Drags are for Sissys
Join Date: Nov 2005
Location: Grand River - 40 mins, Credit River - 10 mins
Wind - in the face or the back of the head?
Was out fishing the other day and a local river rat - (pinner turned spey geek )asked me how he should he should handle a wind blowing straight at him in the face; and how he should cast if he had a wind blowing straight at him from behind. Didn't have much of an answer at the time but here is how I'm guessing it should be handled assuming the caster is facing his target.
Face on Wind: The D Loop formation will be super charged by the wind. “Sail filled by the wind analogy comes to mind”. The caster should temper the wind formed D Loop by sweeping back with less power else there could be problems forming an anchor, additionally the forward cast power applied by the caster should be applied slowly and smoothly accelerated to avoid tailing loops since the wind assisted D Loop will tend to load the rod more than "normal" (read- practice very good form in the forward cast). Some reduction in distance is typically noticed with wind in the face situations. If the wind is so heavy that an anchor can't be formed (could skip or not land at all in heavy wind) its time to go home and tie flies.

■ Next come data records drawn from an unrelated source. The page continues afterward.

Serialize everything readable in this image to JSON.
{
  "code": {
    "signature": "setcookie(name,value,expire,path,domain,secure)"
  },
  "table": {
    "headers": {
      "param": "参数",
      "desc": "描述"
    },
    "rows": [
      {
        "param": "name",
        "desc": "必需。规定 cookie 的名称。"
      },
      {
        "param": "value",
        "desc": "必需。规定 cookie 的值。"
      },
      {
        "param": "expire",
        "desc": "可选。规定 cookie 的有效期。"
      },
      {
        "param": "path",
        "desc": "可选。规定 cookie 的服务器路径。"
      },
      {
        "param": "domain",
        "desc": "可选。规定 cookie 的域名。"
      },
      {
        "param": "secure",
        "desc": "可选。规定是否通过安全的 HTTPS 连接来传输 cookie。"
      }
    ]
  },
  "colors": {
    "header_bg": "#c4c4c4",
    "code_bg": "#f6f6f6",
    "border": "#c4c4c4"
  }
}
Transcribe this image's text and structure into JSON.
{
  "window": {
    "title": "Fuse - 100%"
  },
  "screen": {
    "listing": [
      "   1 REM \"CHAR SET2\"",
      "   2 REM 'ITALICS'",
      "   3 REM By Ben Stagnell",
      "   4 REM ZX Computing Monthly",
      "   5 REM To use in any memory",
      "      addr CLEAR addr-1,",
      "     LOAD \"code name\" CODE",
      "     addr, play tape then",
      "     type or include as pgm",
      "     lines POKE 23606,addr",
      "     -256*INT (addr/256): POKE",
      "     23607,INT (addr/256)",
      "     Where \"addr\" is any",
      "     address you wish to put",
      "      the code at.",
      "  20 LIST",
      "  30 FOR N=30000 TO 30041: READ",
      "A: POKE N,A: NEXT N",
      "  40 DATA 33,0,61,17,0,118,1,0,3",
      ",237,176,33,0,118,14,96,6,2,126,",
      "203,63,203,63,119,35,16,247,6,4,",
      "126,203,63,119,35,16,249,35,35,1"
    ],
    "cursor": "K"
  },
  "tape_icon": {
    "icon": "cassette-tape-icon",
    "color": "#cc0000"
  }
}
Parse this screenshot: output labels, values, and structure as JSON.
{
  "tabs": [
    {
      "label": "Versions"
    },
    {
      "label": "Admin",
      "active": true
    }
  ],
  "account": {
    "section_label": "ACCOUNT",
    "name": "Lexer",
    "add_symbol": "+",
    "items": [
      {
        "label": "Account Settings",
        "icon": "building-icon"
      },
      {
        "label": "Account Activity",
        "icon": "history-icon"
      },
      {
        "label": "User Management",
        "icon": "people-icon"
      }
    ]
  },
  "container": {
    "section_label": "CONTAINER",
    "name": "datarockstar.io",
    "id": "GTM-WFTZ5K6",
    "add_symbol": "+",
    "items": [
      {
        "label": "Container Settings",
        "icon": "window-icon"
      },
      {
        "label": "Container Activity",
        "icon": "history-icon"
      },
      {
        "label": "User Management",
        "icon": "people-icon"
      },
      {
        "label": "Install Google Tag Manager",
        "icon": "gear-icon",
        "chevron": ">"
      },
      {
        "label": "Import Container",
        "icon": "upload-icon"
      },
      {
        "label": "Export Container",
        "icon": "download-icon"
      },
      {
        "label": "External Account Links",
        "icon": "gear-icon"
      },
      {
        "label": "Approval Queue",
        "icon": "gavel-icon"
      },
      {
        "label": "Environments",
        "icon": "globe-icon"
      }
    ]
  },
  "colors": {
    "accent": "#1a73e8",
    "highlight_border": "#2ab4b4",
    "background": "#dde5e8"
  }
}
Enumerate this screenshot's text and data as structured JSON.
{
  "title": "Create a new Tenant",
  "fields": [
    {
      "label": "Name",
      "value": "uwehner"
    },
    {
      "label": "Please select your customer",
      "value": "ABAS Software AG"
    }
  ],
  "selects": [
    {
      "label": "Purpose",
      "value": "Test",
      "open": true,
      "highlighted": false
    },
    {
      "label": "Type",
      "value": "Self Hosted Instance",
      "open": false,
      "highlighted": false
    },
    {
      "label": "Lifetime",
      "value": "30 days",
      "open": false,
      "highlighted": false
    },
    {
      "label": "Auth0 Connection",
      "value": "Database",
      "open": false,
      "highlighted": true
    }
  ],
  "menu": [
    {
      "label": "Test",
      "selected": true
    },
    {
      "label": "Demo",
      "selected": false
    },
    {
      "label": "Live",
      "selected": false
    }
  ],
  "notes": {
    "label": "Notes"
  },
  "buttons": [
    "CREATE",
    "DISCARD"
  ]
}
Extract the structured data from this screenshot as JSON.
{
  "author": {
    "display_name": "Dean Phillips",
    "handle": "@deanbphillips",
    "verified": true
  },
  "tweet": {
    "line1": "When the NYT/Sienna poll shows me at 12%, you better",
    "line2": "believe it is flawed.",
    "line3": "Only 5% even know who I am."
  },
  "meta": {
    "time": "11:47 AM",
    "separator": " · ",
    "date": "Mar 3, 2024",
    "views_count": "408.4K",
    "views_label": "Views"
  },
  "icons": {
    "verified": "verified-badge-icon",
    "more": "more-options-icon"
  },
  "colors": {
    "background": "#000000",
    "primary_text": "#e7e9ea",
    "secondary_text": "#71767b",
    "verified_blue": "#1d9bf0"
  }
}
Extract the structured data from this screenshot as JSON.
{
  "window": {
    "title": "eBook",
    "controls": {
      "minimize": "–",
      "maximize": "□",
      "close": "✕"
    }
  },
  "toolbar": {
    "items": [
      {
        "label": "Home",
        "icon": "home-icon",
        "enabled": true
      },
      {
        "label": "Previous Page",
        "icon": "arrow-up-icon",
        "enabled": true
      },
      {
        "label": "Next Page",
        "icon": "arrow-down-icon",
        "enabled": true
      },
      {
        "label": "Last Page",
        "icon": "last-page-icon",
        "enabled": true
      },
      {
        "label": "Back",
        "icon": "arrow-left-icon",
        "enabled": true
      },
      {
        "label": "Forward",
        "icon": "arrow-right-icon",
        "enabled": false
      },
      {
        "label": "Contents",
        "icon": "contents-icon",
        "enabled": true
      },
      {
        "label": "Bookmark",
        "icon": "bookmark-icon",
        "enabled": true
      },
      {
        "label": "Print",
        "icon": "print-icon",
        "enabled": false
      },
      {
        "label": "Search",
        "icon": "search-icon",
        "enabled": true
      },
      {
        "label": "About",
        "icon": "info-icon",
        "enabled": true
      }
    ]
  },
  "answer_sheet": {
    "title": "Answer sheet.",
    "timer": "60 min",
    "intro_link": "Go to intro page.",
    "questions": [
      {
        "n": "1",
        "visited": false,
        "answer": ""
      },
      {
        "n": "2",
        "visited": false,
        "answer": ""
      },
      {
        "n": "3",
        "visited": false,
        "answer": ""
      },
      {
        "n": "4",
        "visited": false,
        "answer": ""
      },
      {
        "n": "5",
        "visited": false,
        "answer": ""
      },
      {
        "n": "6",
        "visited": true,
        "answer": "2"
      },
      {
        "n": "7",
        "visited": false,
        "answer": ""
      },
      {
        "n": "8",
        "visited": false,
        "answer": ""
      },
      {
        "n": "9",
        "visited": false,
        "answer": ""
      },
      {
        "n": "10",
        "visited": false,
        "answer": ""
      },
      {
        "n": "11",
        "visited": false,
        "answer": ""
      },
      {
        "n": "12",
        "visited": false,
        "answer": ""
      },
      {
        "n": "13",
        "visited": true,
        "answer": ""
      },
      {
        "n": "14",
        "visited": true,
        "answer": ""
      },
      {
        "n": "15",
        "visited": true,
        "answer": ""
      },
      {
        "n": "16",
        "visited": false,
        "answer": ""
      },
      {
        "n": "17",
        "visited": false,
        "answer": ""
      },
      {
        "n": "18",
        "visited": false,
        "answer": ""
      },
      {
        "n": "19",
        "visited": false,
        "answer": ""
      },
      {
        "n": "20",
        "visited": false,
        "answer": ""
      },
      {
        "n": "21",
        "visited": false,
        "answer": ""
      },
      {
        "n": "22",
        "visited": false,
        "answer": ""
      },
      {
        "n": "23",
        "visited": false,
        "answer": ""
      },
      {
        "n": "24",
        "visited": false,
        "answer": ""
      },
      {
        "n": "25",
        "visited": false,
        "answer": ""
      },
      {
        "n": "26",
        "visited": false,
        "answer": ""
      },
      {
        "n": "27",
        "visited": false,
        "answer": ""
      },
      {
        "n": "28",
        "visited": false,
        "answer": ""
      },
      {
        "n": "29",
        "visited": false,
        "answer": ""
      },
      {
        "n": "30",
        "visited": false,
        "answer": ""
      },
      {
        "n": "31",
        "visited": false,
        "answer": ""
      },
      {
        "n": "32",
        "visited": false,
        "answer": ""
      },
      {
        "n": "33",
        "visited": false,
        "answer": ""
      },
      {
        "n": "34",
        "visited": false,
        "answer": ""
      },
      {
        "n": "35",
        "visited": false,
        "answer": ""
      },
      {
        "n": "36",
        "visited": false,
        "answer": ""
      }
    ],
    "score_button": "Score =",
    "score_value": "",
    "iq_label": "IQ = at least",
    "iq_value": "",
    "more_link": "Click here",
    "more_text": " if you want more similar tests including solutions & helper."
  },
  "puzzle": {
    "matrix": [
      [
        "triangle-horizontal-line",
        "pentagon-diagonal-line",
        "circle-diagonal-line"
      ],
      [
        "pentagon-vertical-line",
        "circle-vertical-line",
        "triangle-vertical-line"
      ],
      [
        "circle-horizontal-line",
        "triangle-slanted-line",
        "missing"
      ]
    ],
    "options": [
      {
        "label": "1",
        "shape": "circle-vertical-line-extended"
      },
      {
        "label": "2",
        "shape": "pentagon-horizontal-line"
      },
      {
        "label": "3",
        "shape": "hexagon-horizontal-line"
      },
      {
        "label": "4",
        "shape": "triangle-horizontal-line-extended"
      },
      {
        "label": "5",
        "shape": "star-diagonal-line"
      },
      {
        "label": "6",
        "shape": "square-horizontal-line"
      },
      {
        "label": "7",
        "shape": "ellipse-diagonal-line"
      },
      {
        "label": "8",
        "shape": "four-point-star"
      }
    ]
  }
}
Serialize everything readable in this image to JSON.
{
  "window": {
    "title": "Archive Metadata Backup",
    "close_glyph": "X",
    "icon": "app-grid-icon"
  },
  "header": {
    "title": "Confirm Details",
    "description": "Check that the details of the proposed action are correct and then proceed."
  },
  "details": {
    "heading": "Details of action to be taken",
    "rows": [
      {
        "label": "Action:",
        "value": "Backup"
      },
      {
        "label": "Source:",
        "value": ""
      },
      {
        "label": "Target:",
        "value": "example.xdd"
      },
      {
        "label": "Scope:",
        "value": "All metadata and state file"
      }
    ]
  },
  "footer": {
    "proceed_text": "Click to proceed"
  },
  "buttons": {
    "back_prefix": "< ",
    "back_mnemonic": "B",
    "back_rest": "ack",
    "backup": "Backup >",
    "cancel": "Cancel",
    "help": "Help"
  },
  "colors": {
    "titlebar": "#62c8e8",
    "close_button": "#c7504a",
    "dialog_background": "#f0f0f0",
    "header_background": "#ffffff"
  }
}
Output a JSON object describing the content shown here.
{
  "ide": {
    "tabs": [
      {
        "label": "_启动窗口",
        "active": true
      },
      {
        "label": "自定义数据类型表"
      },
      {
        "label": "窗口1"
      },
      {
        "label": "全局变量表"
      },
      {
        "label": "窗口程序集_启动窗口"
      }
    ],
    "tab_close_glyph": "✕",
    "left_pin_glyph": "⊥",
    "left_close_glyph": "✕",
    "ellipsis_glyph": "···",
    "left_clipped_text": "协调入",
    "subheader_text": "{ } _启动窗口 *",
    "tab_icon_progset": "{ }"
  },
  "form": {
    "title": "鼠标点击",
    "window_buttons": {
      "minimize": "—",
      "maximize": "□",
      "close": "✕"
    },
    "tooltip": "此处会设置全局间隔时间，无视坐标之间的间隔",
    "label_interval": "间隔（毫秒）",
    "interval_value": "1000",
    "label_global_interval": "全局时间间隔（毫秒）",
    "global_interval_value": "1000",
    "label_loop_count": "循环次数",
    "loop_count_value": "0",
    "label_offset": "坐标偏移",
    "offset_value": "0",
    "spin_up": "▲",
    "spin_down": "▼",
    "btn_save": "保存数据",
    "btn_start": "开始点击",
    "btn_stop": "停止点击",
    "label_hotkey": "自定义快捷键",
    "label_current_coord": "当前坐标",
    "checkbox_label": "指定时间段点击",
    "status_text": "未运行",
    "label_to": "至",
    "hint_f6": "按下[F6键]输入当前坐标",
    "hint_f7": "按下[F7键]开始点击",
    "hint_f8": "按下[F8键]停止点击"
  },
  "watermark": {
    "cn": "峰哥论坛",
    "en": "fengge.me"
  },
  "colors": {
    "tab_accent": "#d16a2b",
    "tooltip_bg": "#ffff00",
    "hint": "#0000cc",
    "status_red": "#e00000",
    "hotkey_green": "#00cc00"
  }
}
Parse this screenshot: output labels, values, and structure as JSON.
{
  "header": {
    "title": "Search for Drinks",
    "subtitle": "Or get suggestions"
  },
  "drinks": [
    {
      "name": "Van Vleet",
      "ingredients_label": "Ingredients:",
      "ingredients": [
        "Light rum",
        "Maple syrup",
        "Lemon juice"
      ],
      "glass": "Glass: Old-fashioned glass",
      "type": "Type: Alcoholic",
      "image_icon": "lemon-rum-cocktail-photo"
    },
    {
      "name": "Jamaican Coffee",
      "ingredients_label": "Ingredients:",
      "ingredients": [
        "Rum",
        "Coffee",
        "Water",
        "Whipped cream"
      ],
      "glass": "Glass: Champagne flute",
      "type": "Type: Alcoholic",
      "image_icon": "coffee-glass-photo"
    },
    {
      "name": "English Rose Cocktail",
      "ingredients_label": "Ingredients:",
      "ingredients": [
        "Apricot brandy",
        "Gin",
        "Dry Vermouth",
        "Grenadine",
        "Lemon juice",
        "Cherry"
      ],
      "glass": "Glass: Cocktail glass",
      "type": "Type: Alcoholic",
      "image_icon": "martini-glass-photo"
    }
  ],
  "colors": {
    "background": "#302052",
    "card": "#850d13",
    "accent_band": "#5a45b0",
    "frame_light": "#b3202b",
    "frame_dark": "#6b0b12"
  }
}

Wind from Directly Behind: The D Loop formation will tend to be retarded by the wind trying to blow the D loop down. Pay particular attention to the anchor size, a little more lift may be needed at stop at the key position to lessen a larger anchor grip from the slumping D Loop. Typically no need to apply a lot more power into the sweep for the D Loop because loss in power from a smaller/shallower D loop will be gained back as the wind blows the forward cast out. If the wind is so heavy that a reasonably small sized anchor can't formed (heavy wind could blow down any/all D loops) its time to go home and tie flies.
IS this the correct text book way to handle these situations?